While gold mutual funds, by way of different products, have served a need; other examples of targeted funds like retirement funds and child care plans haven’t met with much success. The question is: should fund houses launch new products or build wrappers around it? “Why do we have to get boxed in launching new products just to give solutions, like a retirement fund or a children’s fund? Why can’t every fund house have wrappers around its products and market only the wrappers? When the industry comes to a situation where it stops discussing products, it’s only then that it would make a transition from products to solutions,” said Vijay Venkatram, managing director, WealthForum e-zine, a platform that talks about issues and ideas that impact the mutual fund distribution community.
The cost of ‘talking’
Some experts say that there are costs if fund houses want to start ‘talking’ solutions; the emphasis being on ‘talking’, meaning spreading a message. The marketing head of a large fund house told us that typically it costs around Rs1.5 to Rs2 crore for a 30-day outdoor (billboards) advertisement campaign in Mumbai only. A full-page print advertisement in a leading business newspaper costs another about Rs1-Rs5 crore for a 15-day campaign. “To raise awareness, you need to spend Rs5-10 crore but we might not get inflows to match that kind of a spend,” he said on condition of anonymity.
A. Balasubramanian, chief executive officer, Birla Sun Life Asset Management Co. Ltd said that it’s not that simple for mutual funds to just stop talking products. ”Products will remain the core of mutual fund business, unlike insurance. In an insurance policy there is insurance, risk cover, illness cover and so on. But a mutual fund is a pure-investment product that takes into account risks, investment style and underlying portfolio construction. That is the core.”

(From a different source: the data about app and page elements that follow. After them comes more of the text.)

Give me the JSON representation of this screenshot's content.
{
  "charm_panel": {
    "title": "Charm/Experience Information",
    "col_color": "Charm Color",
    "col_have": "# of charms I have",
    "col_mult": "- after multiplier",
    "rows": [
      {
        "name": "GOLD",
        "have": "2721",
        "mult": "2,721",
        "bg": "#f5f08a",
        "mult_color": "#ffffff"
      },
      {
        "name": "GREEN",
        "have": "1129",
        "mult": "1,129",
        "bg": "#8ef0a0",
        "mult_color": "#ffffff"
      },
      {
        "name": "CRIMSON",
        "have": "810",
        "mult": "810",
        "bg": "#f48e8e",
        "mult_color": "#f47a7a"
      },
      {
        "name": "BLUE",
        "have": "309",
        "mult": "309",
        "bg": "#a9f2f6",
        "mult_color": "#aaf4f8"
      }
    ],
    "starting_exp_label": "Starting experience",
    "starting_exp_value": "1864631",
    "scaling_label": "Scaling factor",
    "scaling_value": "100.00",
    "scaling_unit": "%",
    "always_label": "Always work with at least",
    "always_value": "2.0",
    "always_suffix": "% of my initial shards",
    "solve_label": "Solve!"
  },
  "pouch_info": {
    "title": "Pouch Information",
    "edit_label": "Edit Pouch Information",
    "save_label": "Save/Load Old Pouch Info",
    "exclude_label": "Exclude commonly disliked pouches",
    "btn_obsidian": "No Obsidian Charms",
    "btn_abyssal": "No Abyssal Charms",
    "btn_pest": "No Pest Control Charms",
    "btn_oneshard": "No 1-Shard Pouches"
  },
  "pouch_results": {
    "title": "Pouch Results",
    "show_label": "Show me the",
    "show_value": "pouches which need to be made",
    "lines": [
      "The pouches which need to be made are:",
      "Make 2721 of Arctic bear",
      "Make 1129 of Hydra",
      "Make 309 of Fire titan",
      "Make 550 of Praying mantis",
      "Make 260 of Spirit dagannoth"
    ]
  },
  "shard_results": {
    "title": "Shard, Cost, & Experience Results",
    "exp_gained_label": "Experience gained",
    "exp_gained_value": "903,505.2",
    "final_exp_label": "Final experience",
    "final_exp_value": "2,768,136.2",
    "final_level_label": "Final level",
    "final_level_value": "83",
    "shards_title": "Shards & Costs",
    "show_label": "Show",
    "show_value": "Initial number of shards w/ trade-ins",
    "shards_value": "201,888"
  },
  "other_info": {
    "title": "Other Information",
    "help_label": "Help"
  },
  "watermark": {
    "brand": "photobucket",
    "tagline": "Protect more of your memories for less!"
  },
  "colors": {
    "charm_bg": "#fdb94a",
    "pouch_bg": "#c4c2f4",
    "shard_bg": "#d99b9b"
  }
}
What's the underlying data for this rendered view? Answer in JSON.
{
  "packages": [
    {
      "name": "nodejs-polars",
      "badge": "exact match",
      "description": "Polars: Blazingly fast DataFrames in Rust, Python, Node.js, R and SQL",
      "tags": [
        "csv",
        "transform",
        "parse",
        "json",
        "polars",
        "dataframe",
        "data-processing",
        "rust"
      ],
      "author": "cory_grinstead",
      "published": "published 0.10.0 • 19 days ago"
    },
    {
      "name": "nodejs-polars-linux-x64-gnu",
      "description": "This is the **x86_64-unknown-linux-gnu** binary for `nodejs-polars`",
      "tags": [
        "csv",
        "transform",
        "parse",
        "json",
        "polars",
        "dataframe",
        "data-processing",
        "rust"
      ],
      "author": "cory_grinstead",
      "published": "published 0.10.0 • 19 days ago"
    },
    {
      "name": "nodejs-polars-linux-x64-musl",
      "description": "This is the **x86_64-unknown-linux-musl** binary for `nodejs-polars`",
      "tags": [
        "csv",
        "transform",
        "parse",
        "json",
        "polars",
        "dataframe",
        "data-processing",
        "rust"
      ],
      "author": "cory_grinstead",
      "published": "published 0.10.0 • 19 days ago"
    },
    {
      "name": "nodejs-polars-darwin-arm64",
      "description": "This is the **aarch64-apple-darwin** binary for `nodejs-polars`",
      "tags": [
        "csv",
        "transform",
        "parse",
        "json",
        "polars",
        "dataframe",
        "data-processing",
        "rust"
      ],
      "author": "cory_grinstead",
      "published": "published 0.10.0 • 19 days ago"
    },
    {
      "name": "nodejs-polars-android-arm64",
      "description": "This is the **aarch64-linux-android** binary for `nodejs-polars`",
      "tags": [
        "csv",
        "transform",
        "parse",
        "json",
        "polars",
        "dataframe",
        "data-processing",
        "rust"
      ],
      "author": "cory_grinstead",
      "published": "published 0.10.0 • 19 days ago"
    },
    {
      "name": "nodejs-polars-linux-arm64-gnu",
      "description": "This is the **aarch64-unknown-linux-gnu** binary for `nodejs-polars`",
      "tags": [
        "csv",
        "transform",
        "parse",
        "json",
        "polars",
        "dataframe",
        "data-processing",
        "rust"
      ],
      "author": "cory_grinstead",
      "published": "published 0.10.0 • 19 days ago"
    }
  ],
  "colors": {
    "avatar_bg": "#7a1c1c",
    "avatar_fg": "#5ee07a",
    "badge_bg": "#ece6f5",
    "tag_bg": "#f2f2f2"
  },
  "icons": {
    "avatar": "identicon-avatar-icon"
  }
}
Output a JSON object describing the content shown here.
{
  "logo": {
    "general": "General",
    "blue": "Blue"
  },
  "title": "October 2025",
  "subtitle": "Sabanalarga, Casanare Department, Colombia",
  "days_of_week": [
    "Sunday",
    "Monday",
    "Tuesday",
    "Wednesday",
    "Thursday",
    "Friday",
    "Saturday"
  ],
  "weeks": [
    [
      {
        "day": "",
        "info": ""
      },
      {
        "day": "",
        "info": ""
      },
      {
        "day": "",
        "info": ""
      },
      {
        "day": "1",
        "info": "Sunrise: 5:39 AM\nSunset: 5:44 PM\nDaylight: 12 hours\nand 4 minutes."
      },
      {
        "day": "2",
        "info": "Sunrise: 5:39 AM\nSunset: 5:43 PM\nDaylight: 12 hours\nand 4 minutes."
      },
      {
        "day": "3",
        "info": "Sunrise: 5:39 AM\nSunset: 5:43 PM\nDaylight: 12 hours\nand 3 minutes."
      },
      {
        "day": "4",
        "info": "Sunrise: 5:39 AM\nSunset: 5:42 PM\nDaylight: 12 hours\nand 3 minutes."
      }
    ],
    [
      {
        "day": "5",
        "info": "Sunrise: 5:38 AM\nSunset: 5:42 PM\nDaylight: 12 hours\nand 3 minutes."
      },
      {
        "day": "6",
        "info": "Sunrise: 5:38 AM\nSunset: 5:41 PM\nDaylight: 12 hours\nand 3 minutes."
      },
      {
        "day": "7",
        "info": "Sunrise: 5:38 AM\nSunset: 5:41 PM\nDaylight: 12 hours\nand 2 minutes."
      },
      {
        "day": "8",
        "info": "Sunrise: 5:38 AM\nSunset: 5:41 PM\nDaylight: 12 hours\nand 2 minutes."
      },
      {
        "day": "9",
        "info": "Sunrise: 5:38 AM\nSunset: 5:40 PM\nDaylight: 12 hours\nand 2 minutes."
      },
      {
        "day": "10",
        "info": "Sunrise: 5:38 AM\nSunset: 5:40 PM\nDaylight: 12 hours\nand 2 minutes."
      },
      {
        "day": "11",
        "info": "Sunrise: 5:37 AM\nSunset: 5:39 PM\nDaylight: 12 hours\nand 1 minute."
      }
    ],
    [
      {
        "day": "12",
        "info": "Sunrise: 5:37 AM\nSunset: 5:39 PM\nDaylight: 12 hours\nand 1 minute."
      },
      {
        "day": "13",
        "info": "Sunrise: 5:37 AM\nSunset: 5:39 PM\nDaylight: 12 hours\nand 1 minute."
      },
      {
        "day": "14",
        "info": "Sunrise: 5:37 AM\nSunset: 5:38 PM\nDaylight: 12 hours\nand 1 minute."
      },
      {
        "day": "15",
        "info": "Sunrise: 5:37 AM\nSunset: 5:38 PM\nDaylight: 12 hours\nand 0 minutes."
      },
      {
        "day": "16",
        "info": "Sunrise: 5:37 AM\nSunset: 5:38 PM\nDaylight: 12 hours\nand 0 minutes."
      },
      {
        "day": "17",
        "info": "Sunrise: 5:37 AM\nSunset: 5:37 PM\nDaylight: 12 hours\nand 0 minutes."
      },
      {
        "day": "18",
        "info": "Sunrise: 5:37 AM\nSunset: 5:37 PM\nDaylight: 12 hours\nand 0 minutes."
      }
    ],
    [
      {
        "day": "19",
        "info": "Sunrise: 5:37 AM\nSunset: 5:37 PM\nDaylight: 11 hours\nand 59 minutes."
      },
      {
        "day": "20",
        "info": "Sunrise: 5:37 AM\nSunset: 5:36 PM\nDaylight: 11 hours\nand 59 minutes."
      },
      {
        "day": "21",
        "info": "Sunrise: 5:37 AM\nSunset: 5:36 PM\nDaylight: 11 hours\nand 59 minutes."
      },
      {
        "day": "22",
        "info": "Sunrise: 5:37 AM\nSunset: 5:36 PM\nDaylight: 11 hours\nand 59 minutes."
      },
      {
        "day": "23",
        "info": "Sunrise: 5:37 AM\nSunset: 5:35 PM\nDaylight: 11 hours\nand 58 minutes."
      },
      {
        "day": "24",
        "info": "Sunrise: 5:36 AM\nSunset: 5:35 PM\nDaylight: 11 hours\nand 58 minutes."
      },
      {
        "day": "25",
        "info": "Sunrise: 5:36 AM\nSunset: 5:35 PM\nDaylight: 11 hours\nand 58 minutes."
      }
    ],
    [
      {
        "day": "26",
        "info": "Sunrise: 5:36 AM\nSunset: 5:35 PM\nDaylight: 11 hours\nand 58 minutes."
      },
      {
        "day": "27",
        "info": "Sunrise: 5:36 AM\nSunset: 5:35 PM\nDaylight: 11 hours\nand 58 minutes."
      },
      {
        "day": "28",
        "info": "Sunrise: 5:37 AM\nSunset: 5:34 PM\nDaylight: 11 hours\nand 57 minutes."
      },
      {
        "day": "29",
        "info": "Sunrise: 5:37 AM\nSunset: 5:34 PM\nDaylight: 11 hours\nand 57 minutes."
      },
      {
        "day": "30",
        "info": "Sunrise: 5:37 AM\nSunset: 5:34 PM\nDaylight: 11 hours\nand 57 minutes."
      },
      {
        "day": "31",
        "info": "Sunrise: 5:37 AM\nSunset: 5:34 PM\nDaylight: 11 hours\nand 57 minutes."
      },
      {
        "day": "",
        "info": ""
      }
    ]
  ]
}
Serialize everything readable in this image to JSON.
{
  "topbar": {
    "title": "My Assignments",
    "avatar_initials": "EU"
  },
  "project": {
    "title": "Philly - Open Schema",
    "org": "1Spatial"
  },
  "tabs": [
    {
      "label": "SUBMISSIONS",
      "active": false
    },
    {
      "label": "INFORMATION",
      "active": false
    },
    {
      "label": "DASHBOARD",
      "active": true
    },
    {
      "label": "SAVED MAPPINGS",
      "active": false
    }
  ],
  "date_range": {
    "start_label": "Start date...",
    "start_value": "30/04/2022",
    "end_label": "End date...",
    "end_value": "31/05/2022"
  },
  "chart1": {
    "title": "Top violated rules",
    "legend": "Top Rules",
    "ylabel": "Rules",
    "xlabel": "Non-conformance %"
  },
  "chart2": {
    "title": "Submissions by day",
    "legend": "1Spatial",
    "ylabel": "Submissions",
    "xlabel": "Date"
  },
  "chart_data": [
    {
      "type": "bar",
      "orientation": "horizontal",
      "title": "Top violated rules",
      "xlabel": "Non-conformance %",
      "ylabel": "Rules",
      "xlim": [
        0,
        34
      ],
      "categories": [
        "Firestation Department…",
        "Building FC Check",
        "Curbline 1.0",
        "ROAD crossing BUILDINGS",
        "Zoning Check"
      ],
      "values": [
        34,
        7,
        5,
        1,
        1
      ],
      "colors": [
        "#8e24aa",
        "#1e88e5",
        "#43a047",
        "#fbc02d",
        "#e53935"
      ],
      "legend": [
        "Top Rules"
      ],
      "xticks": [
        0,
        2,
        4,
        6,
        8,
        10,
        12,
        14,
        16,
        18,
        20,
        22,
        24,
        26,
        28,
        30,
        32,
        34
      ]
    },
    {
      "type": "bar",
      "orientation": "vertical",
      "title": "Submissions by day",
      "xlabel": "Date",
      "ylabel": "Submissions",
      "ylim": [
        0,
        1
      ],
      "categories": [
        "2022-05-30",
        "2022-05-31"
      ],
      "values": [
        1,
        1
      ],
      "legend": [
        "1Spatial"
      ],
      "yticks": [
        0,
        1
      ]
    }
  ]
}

But he adds that it is important for the industry to demonstrate how these products can serve the needs of the people, like income generation, planning for retirement or kids’ marriage. He said it will evolve over time: “Solutions are just one part. Ultimately, the aim of a mutual fund is to make your money grow.”